*The task*. Collect all lines from the records below that include the word "like".

*Record extracts*.
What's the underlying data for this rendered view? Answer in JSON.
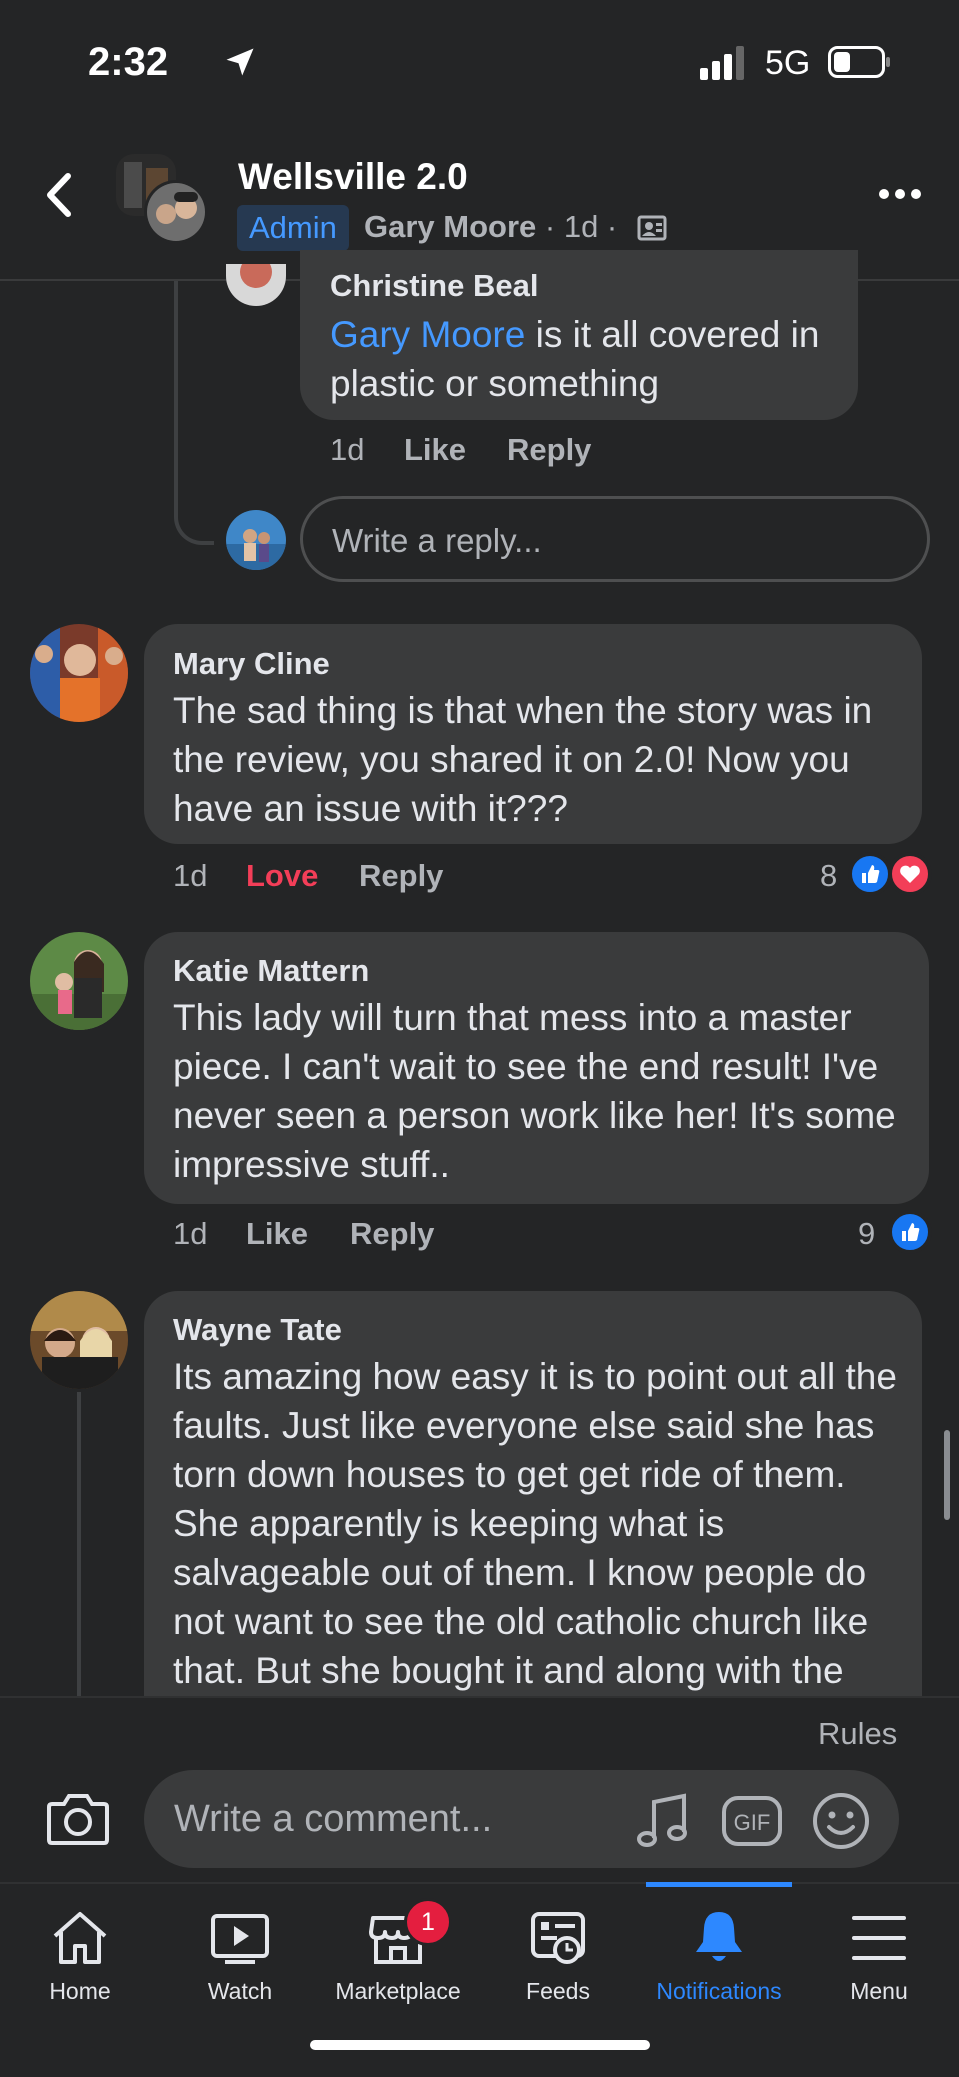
{
  "status": {
    "time": "2:32",
    "network": "5G"
  },
  "header": {
    "title": "Wellsville 2.0",
    "badge": "Admin",
    "author": "Gary Moore",
    "meta": " · 1d · "
  },
  "replies": [
    {
      "name": "Christine Beal",
      "mention": "Gary Moore",
      "text": " is it all covered in plastic or something",
      "time": "1d",
      "like": "Like",
      "reply": "Reply"
    }
  ],
  "reply_input": {
    "placeholder": "Write a reply..."
  },
  "comments": [
    {
      "name": "Mary Cline",
      "text": "The sad thing is that when the story was in the review, you shared it on 2.0! Now you have an issue with it???",
      "time": "1d",
      "like": "Love",
      "reply": "Reply",
      "reactions": "8"
    },
    {
      "name": "Katie Mattern",
      "text": "This lady will turn that mess into a master piece. I can't wait to see the end result! I've never seen a person work like her! It's some impressive stuff..",
      "time": "1d",
      "like": "Like",
      "reply": "Reply",
      "reactions": "9"
    },
    {
      "name": "Wayne Tate",
      "text": "Its amazing how easy it is to point out all the faults. Just like everyone else said she has torn down houses to get get ride of them. She apparently is keeping what is salvageable out of them. I know people do not want to see the old catholic church like that. But she bought it and along with the"
    }
  ],
  "composer": {
    "rules": "Rules",
    "placeholder": "Write a comment..."
  },
  "tabs": [
    {
      "label": "Home",
      "icon": "home-icon"
    },
    {
      "label": "Watch",
      "icon": "watch-icon"
    },
    {
      "label": "Marketplace",
      "icon": "marketplace-icon",
      "badge": "1"
    },
    {
      "label": "Feeds",
      "icon": "feeds-icon"
    },
    {
      "label": "Notifications",
      "icon": "bell-icon",
      "active": true
    },
    {
      "label": "Menu",
      "icon": "menu-icon"
    }
  ],
  "colors": {
    "accent": "#2d88ff",
    "love": "#f33e58",
    "bubble": "#3a3b3c",
    "background": "#242526"
  }
}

*Your solution*.
      "like": "Like",
      "like": "Love",
      "text": "This lady will turn that mess into a master piece. I can't wait to see the end result! I've never seen a person work like her! It's some impressive stuff..",
      "like": "Like",
      "text": "Its amazing how easy it is to point out all the faults. Just like everyone else said she has torn down houses to get get ride of them. She apparently is keeping what is salvageable out of them. I know people do not want to see the old catholic church like that. But she bought it and along with the"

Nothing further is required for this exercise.